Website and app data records
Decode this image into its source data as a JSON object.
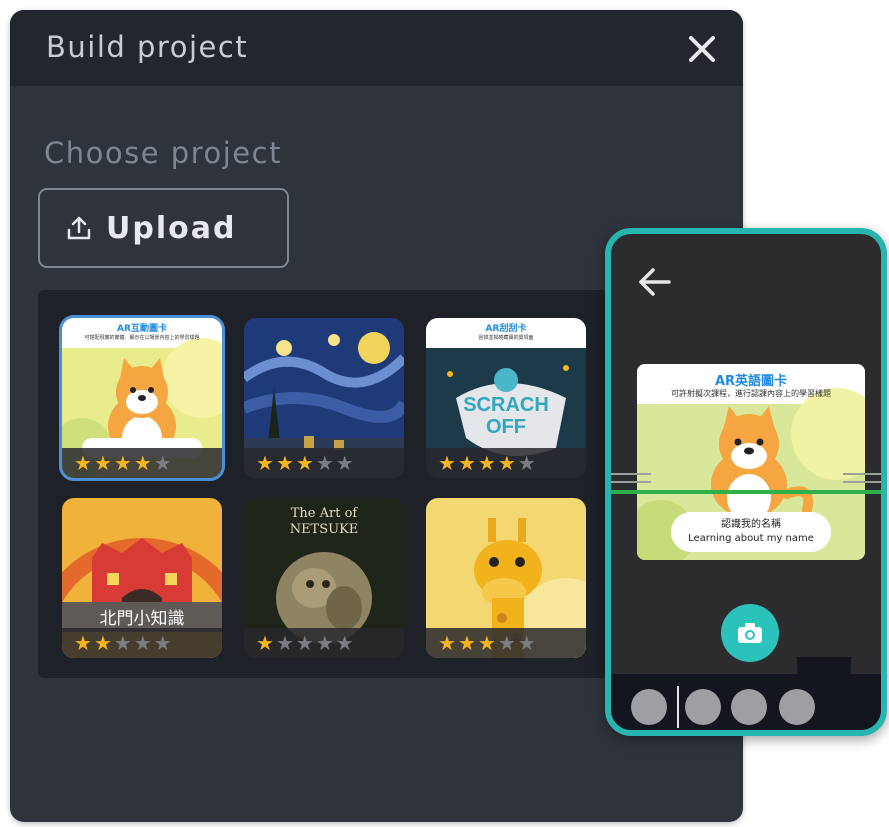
{
  "dialog": {
    "title": "Build project",
    "section_label": "Choose project",
    "upload_label": "Upload"
  },
  "projects": [
    {
      "id": "shiba-card",
      "header_title": "AR互動圖卡",
      "header_sub": "可搭配現實的實體、顯示在以場景內容上的學習樣題",
      "rating": 4,
      "selected": true
    },
    {
      "id": "starry-night",
      "rating": 3,
      "selected": false
    },
    {
      "id": "scratch-off",
      "header_title": "AR刮刮卡",
      "header_sub": "刮掉並揭曉藏寶的獎項面",
      "art_text": "SCRACH OFF",
      "rating": 4,
      "selected": false
    },
    {
      "id": "north-gate",
      "art_text": "北門小知識",
      "rating": 2,
      "selected": false
    },
    {
      "id": "netsuke",
      "art_text_line1": "The Art of",
      "art_text_line2": "NETSUKE",
      "rating": 1,
      "selected": false
    },
    {
      "id": "giraffe",
      "rating": 3,
      "selected": false
    }
  ],
  "phone": {
    "ar_title": "AR英語圖卡",
    "ar_sub": "可許射擬次課程，進行認課內容上的學習樣題",
    "ar_pill_line1": "認識我的名稱",
    "ar_pill_line2": "Learning about my name",
    "thumbnail_count": 4
  },
  "colors": {
    "accent_teal": "#27b5b0",
    "star_on": "#f4b51e",
    "star_off": "#7a7d84",
    "selected_outline": "#4a90d9"
  }
}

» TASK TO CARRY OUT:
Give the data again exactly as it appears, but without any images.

» REPLY:
Decode this image into its source data as a JSON object.
{
  "dialog": {
    "title": "Build project",
    "section_label": "Choose project",
    "upload_label": "Upload"
  },
  "projects": [
    {
      "id": "shiba-card",
      "header_title": "AR互動圖卡",
      "header_sub": "可搭配現實的實體、顯示在以場景內容上的學習樣題",
      "rating": 4,
      "selected": true
    },
    {
      "id": "starry-night",
      "rating": 3,
      "selected": false
    },
    {
      "id": "scratch-off",
      "header_title": "AR刮刮卡",
      "header_sub": "刮掉並揭曉藏寶的獎項面",
      "art_text": "SCRACH OFF",
      "rating": 4,
      "selected": false
    },
    {
      "id": "north-gate",
      "art_text": "北門小知識",
      "rating": 2,
      "selected": false
    },
    {
      "id": "netsuke",
      "art_text_line1": "The Art of",
      "art_text_line2": "NETSUKE",
      "rating": 1,
      "selected": false
    },
    {
      "id": "giraffe",
      "rating": 3,
      "selected": false
    }
  ],
  "phone": {
    "ar_title": "AR英語圖卡",
    "ar_sub": "可許射擬次課程，進行認課內容上的學習樣題",
    "ar_pill_line1": "認識我的名稱",
    "ar_pill_line2": "Learning about my name",
    "thumbnail_count": 4
  },
  "colors": {
    "accent_teal": "#27b5b0",
    "star_on": "#f4b51e",
    "star_off": "#7a7d84",
    "selected_outline": "#4a90d9"
  }
}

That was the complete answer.